DESCRIPTION OF THE TASK: Could you restate the data word for word and drop the pictures?

Website and app data records
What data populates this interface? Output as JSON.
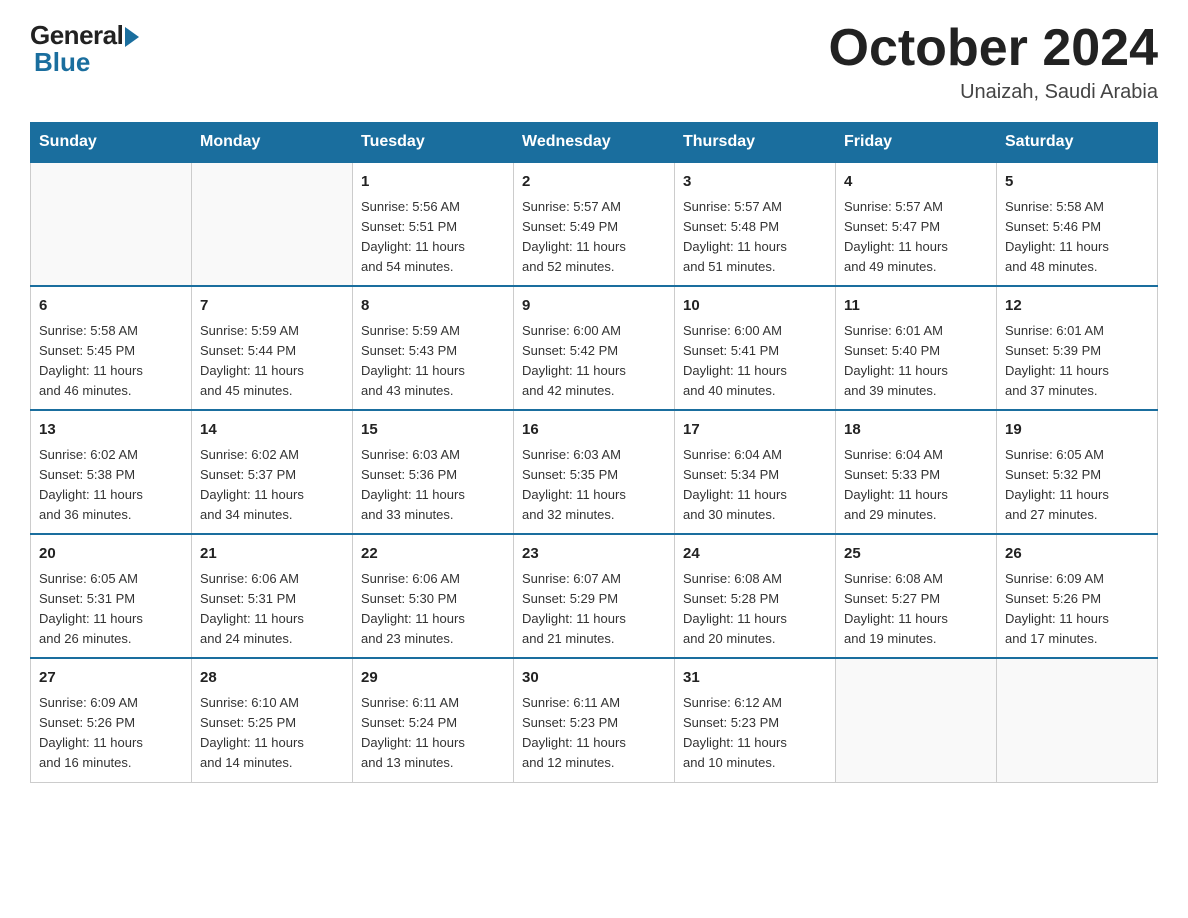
{
  "header": {
    "logo_text_general": "General",
    "logo_text_blue": "Blue",
    "month_title": "October 2024",
    "location": "Unaizah, Saudi Arabia"
  },
  "days_of_week": [
    "Sunday",
    "Monday",
    "Tuesday",
    "Wednesday",
    "Thursday",
    "Friday",
    "Saturday"
  ],
  "weeks": [
    [
      {
        "day": "",
        "info": ""
      },
      {
        "day": "",
        "info": ""
      },
      {
        "day": "1",
        "info": "Sunrise: 5:56 AM\nSunset: 5:51 PM\nDaylight: 11 hours\nand 54 minutes."
      },
      {
        "day": "2",
        "info": "Sunrise: 5:57 AM\nSunset: 5:49 PM\nDaylight: 11 hours\nand 52 minutes."
      },
      {
        "day": "3",
        "info": "Sunrise: 5:57 AM\nSunset: 5:48 PM\nDaylight: 11 hours\nand 51 minutes."
      },
      {
        "day": "4",
        "info": "Sunrise: 5:57 AM\nSunset: 5:47 PM\nDaylight: 11 hours\nand 49 minutes."
      },
      {
        "day": "5",
        "info": "Sunrise: 5:58 AM\nSunset: 5:46 PM\nDaylight: 11 hours\nand 48 minutes."
      }
    ],
    [
      {
        "day": "6",
        "info": "Sunrise: 5:58 AM\nSunset: 5:45 PM\nDaylight: 11 hours\nand 46 minutes."
      },
      {
        "day": "7",
        "info": "Sunrise: 5:59 AM\nSunset: 5:44 PM\nDaylight: 11 hours\nand 45 minutes."
      },
      {
        "day": "8",
        "info": "Sunrise: 5:59 AM\nSunset: 5:43 PM\nDaylight: 11 hours\nand 43 minutes."
      },
      {
        "day": "9",
        "info": "Sunrise: 6:00 AM\nSunset: 5:42 PM\nDaylight: 11 hours\nand 42 minutes."
      },
      {
        "day": "10",
        "info": "Sunrise: 6:00 AM\nSunset: 5:41 PM\nDaylight: 11 hours\nand 40 minutes."
      },
      {
        "day": "11",
        "info": "Sunrise: 6:01 AM\nSunset: 5:40 PM\nDaylight: 11 hours\nand 39 minutes."
      },
      {
        "day": "12",
        "info": "Sunrise: 6:01 AM\nSunset: 5:39 PM\nDaylight: 11 hours\nand 37 minutes."
      }
    ],
    [
      {
        "day": "13",
        "info": "Sunrise: 6:02 AM\nSunset: 5:38 PM\nDaylight: 11 hours\nand 36 minutes."
      },
      {
        "day": "14",
        "info": "Sunrise: 6:02 AM\nSunset: 5:37 PM\nDaylight: 11 hours\nand 34 minutes."
      },
      {
        "day": "15",
        "info": "Sunrise: 6:03 AM\nSunset: 5:36 PM\nDaylight: 11 hours\nand 33 minutes."
      },
      {
        "day": "16",
        "info": "Sunrise: 6:03 AM\nSunset: 5:35 PM\nDaylight: 11 hours\nand 32 minutes."
      },
      {
        "day": "17",
        "info": "Sunrise: 6:04 AM\nSunset: 5:34 PM\nDaylight: 11 hours\nand 30 minutes."
      },
      {
        "day": "18",
        "info": "Sunrise: 6:04 AM\nSunset: 5:33 PM\nDaylight: 11 hours\nand 29 minutes."
      },
      {
        "day": "19",
        "info": "Sunrise: 6:05 AM\nSunset: 5:32 PM\nDaylight: 11 hours\nand 27 minutes."
      }
    ],
    [
      {
        "day": "20",
        "info": "Sunrise: 6:05 AM\nSunset: 5:31 PM\nDaylight: 11 hours\nand 26 minutes."
      },
      {
        "day": "21",
        "info": "Sunrise: 6:06 AM\nSunset: 5:31 PM\nDaylight: 11 hours\nand 24 minutes."
      },
      {
        "day": "22",
        "info": "Sunrise: 6:06 AM\nSunset: 5:30 PM\nDaylight: 11 hours\nand 23 minutes."
      },
      {
        "day": "23",
        "info": "Sunrise: 6:07 AM\nSunset: 5:29 PM\nDaylight: 11 hours\nand 21 minutes."
      },
      {
        "day": "24",
        "info": "Sunrise: 6:08 AM\nSunset: 5:28 PM\nDaylight: 11 hours\nand 20 minutes."
      },
      {
        "day": "25",
        "info": "Sunrise: 6:08 AM\nSunset: 5:27 PM\nDaylight: 11 hours\nand 19 minutes."
      },
      {
        "day": "26",
        "info": "Sunrise: 6:09 AM\nSunset: 5:26 PM\nDaylight: 11 hours\nand 17 minutes."
      }
    ],
    [
      {
        "day": "27",
        "info": "Sunrise: 6:09 AM\nSunset: 5:26 PM\nDaylight: 11 hours\nand 16 minutes."
      },
      {
        "day": "28",
        "info": "Sunrise: 6:10 AM\nSunset: 5:25 PM\nDaylight: 11 hours\nand 14 minutes."
      },
      {
        "day": "29",
        "info": "Sunrise: 6:11 AM\nSunset: 5:24 PM\nDaylight: 11 hours\nand 13 minutes."
      },
      {
        "day": "30",
        "info": "Sunrise: 6:11 AM\nSunset: 5:23 PM\nDaylight: 11 hours\nand 12 minutes."
      },
      {
        "day": "31",
        "info": "Sunrise: 6:12 AM\nSunset: 5:23 PM\nDaylight: 11 hours\nand 10 minutes."
      },
      {
        "day": "",
        "info": ""
      },
      {
        "day": "",
        "info": ""
      }
    ]
  ]
}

SOLVED EXERCISE:
What data populates this interface? Output as JSON.
{
  "header": {
    "logo_text_general": "General",
    "logo_text_blue": "Blue",
    "month_title": "October 2024",
    "location": "Unaizah, Saudi Arabia"
  },
  "days_of_week": [
    "Sunday",
    "Monday",
    "Tuesday",
    "Wednesday",
    "Thursday",
    "Friday",
    "Saturday"
  ],
  "weeks": [
    [
      {
        "day": "",
        "info": ""
      },
      {
        "day": "",
        "info": ""
      },
      {
        "day": "1",
        "info": "Sunrise: 5:56 AM\nSunset: 5:51 PM\nDaylight: 11 hours\nand 54 minutes."
      },
      {
        "day": "2",
        "info": "Sunrise: 5:57 AM\nSunset: 5:49 PM\nDaylight: 11 hours\nand 52 minutes."
      },
      {
        "day": "3",
        "info": "Sunrise: 5:57 AM\nSunset: 5:48 PM\nDaylight: 11 hours\nand 51 minutes."
      },
      {
        "day": "4",
        "info": "Sunrise: 5:57 AM\nSunset: 5:47 PM\nDaylight: 11 hours\nand 49 minutes."
      },
      {
        "day": "5",
        "info": "Sunrise: 5:58 AM\nSunset: 5:46 PM\nDaylight: 11 hours\nand 48 minutes."
      }
    ],
    [
      {
        "day": "6",
        "info": "Sunrise: 5:58 AM\nSunset: 5:45 PM\nDaylight: 11 hours\nand 46 minutes."
      },
      {
        "day": "7",
        "info": "Sunrise: 5:59 AM\nSunset: 5:44 PM\nDaylight: 11 hours\nand 45 minutes."
      },
      {
        "day": "8",
        "info": "Sunrise: 5:59 AM\nSunset: 5:43 PM\nDaylight: 11 hours\nand 43 minutes."
      },
      {
        "day": "9",
        "info": "Sunrise: 6:00 AM\nSunset: 5:42 PM\nDaylight: 11 hours\nand 42 minutes."
      },
      {
        "day": "10",
        "info": "Sunrise: 6:00 AM\nSunset: 5:41 PM\nDaylight: 11 hours\nand 40 minutes."
      },
      {
        "day": "11",
        "info": "Sunrise: 6:01 AM\nSunset: 5:40 PM\nDaylight: 11 hours\nand 39 minutes."
      },
      {
        "day": "12",
        "info": "Sunrise: 6:01 AM\nSunset: 5:39 PM\nDaylight: 11 hours\nand 37 minutes."
      }
    ],
    [
      {
        "day": "13",
        "info": "Sunrise: 6:02 AM\nSunset: 5:38 PM\nDaylight: 11 hours\nand 36 minutes."
      },
      {
        "day": "14",
        "info": "Sunrise: 6:02 AM\nSunset: 5:37 PM\nDaylight: 11 hours\nand 34 minutes."
      },
      {
        "day": "15",
        "info": "Sunrise: 6:03 AM\nSunset: 5:36 PM\nDaylight: 11 hours\nand 33 minutes."
      },
      {
        "day": "16",
        "info": "Sunrise: 6:03 AM\nSunset: 5:35 PM\nDaylight: 11 hours\nand 32 minutes."
      },
      {
        "day": "17",
        "info": "Sunrise: 6:04 AM\nSunset: 5:34 PM\nDaylight: 11 hours\nand 30 minutes."
      },
      {
        "day": "18",
        "info": "Sunrise: 6:04 AM\nSunset: 5:33 PM\nDaylight: 11 hours\nand 29 minutes."
      },
      {
        "day": "19",
        "info": "Sunrise: 6:05 AM\nSunset: 5:32 PM\nDaylight: 11 hours\nand 27 minutes."
      }
    ],
    [
      {
        "day": "20",
        "info": "Sunrise: 6:05 AM\nSunset: 5:31 PM\nDaylight: 11 hours\nand 26 minutes."
      },
      {
        "day": "21",
        "info": "Sunrise: 6:06 AM\nSunset: 5:31 PM\nDaylight: 11 hours\nand 24 minutes."
      },
      {
        "day": "22",
        "info": "Sunrise: 6:06 AM\nSunset: 5:30 PM\nDaylight: 11 hours\nand 23 minutes."
      },
      {
        "day": "23",
        "info": "Sunrise: 6:07 AM\nSunset: 5:29 PM\nDaylight: 11 hours\nand 21 minutes."
      },
      {
        "day": "24",
        "info": "Sunrise: 6:08 AM\nSunset: 5:28 PM\nDaylight: 11 hours\nand 20 minutes."
      },
      {
        "day": "25",
        "info": "Sunrise: 6:08 AM\nSunset: 5:27 PM\nDaylight: 11 hours\nand 19 minutes."
      },
      {
        "day": "26",
        "info": "Sunrise: 6:09 AM\nSunset: 5:26 PM\nDaylight: 11 hours\nand 17 minutes."
      }
    ],
    [
      {
        "day": "27",
        "info": "Sunrise: 6:09 AM\nSunset: 5:26 PM\nDaylight: 11 hours\nand 16 minutes."
      },
      {
        "day": "28",
        "info": "Sunrise: 6:10 AM\nSunset: 5:25 PM\nDaylight: 11 hours\nand 14 minutes."
      },
      {
        "day": "29",
        "info": "Sunrise: 6:11 AM\nSunset: 5:24 PM\nDaylight: 11 hours\nand 13 minutes."
      },
      {
        "day": "30",
        "info": "Sunrise: 6:11 AM\nSunset: 5:23 PM\nDaylight: 11 hours\nand 12 minutes."
      },
      {
        "day": "31",
        "info": "Sunrise: 6:12 AM\nSunset: 5:23 PM\nDaylight: 11 hours\nand 10 minutes."
      },
      {
        "day": "",
        "info": ""
      },
      {
        "day": "",
        "info": ""
      }
    ]
  ]
}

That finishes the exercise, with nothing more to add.